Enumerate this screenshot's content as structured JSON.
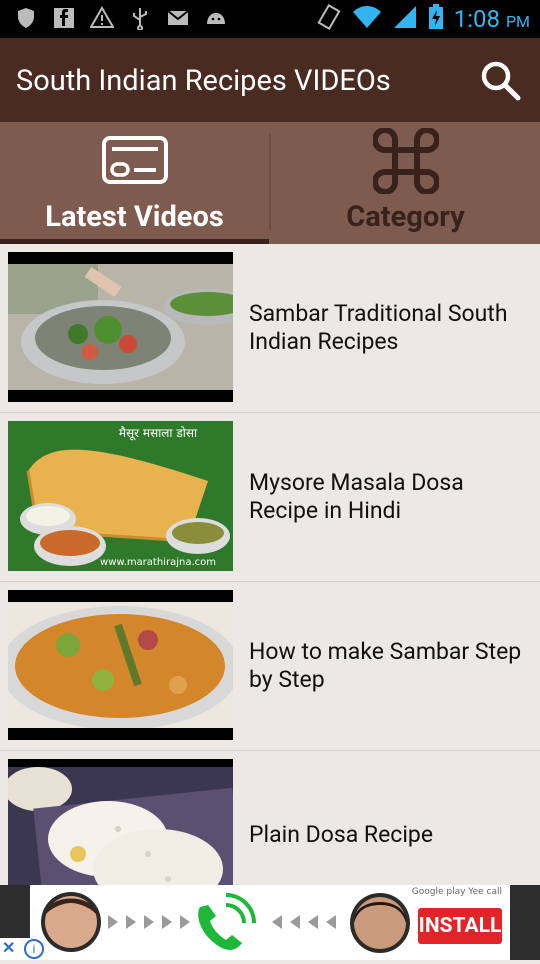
{
  "status_bar": {
    "time": "1:08",
    "ampm": "PM"
  },
  "appbar": {
    "title": "South Indian Recipes VIDEOs"
  },
  "tabs": [
    {
      "label": "Latest Videos",
      "icon": "video-card-icon",
      "selected": true
    },
    {
      "label": "Category",
      "icon": "command-icon",
      "selected": false
    }
  ],
  "videos": [
    {
      "title": "Sambar Traditional South Indian Recipes"
    },
    {
      "title": "Mysore Masala Dosa Recipe in Hindi",
      "thumb_text": "मैसूर मसाला डोसा",
      "thumb_footer": "www.marathirajna.com"
    },
    {
      "title": "How to make Sambar Step by Step"
    },
    {
      "title": "Plain Dosa Recipe"
    }
  ],
  "ad": {
    "install_label": "INSTALL",
    "badges": "Google play  Yee call"
  },
  "colors": {
    "appbar": "#4a2b22",
    "tabs": "#7d5b4f",
    "accent_time": "#32b4f0",
    "install": "#e0242a"
  }
}
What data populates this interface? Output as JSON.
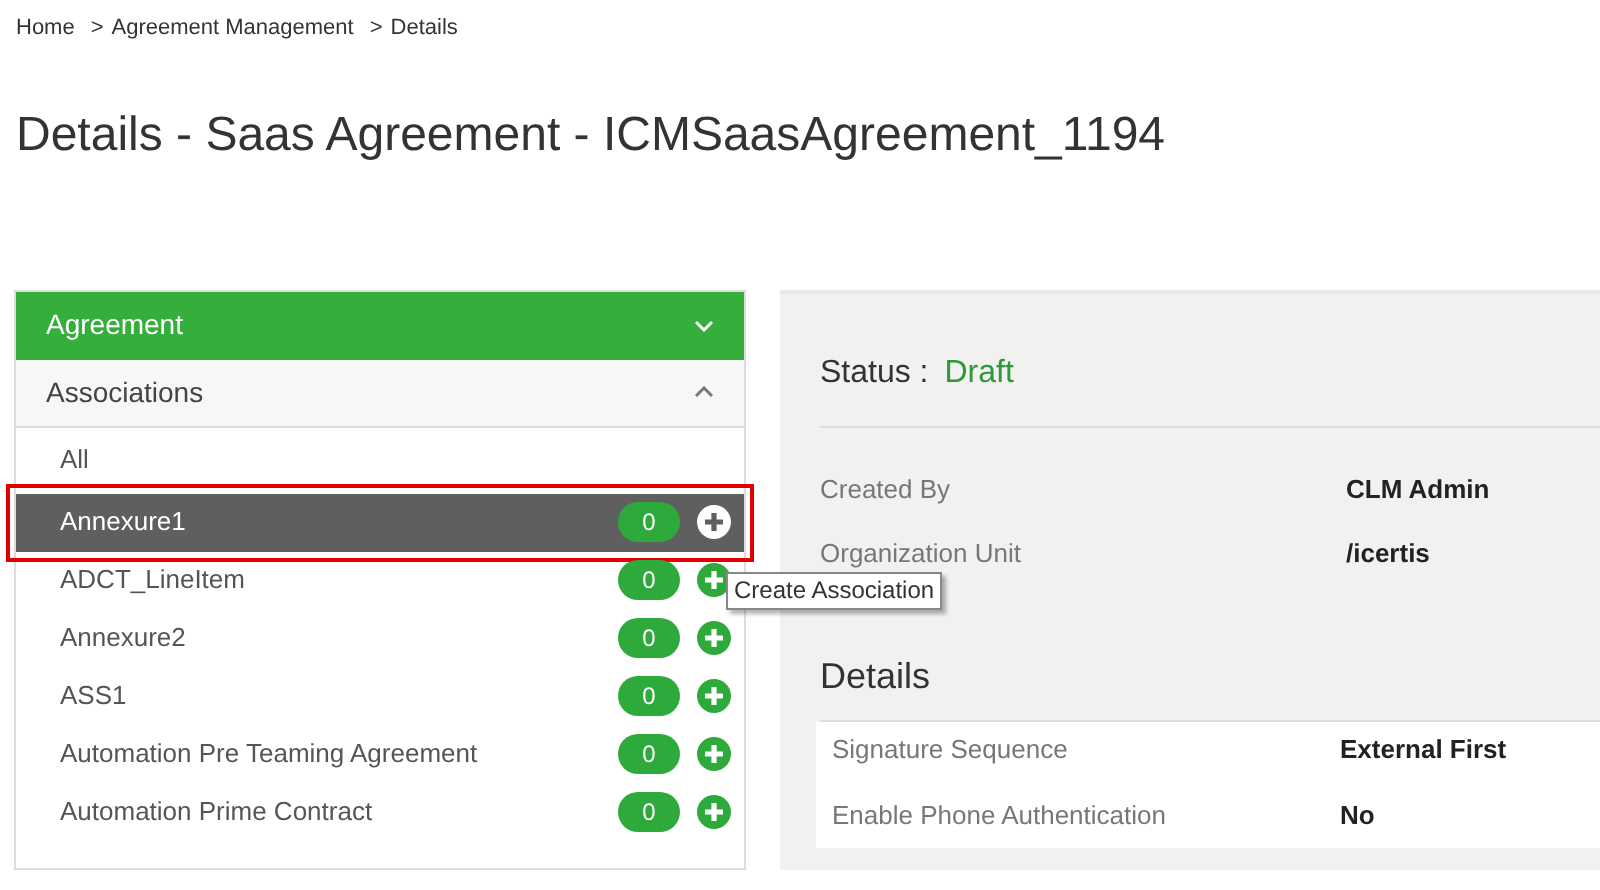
{
  "breadcrumb": [
    "Home",
    "Agreement Management",
    "Details"
  ],
  "breadcrumb_separator": ">",
  "page_title": "Details - Saas Agreement - ICMSaasAgreement_1194",
  "sidebar": {
    "sections": [
      {
        "label": "Agreement",
        "expanded": false,
        "active": true
      },
      {
        "label": "Associations",
        "expanded": true,
        "active": false
      }
    ],
    "all_item": "All",
    "items": [
      {
        "label": "Annexure1",
        "count": "0",
        "selected": true,
        "highlighted": true
      },
      {
        "label": "ADCT_LineItem",
        "count": "0",
        "selected": false,
        "highlighted": false
      },
      {
        "label": "Annexure2",
        "count": "0",
        "selected": false,
        "highlighted": false
      },
      {
        "label": "ASS1",
        "count": "0",
        "selected": false,
        "highlighted": false
      },
      {
        "label": "Automation Pre Teaming Agreement",
        "count": "0",
        "selected": false,
        "highlighted": false
      },
      {
        "label": "Automation Prime Contract",
        "count": "0",
        "selected": false,
        "highlighted": false
      }
    ]
  },
  "tooltip": "Create Association",
  "status": {
    "label": "Status :",
    "value": "Draft"
  },
  "summary_fields": [
    {
      "label": "Created By",
      "value": "CLM Admin"
    },
    {
      "label": "Organization Unit",
      "value": "/icertis"
    }
  ],
  "details": {
    "title": "Details",
    "fields": [
      {
        "label": "Signature Sequence",
        "value": "External First"
      },
      {
        "label": "Enable Phone Authentication",
        "value": "No"
      }
    ]
  }
}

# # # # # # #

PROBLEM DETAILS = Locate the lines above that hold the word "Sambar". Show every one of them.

REPLY TO THE TASK =
      "title": "Sambar Traditional South Indian Recipes"
      "title": "How to make Sambar Step by Step"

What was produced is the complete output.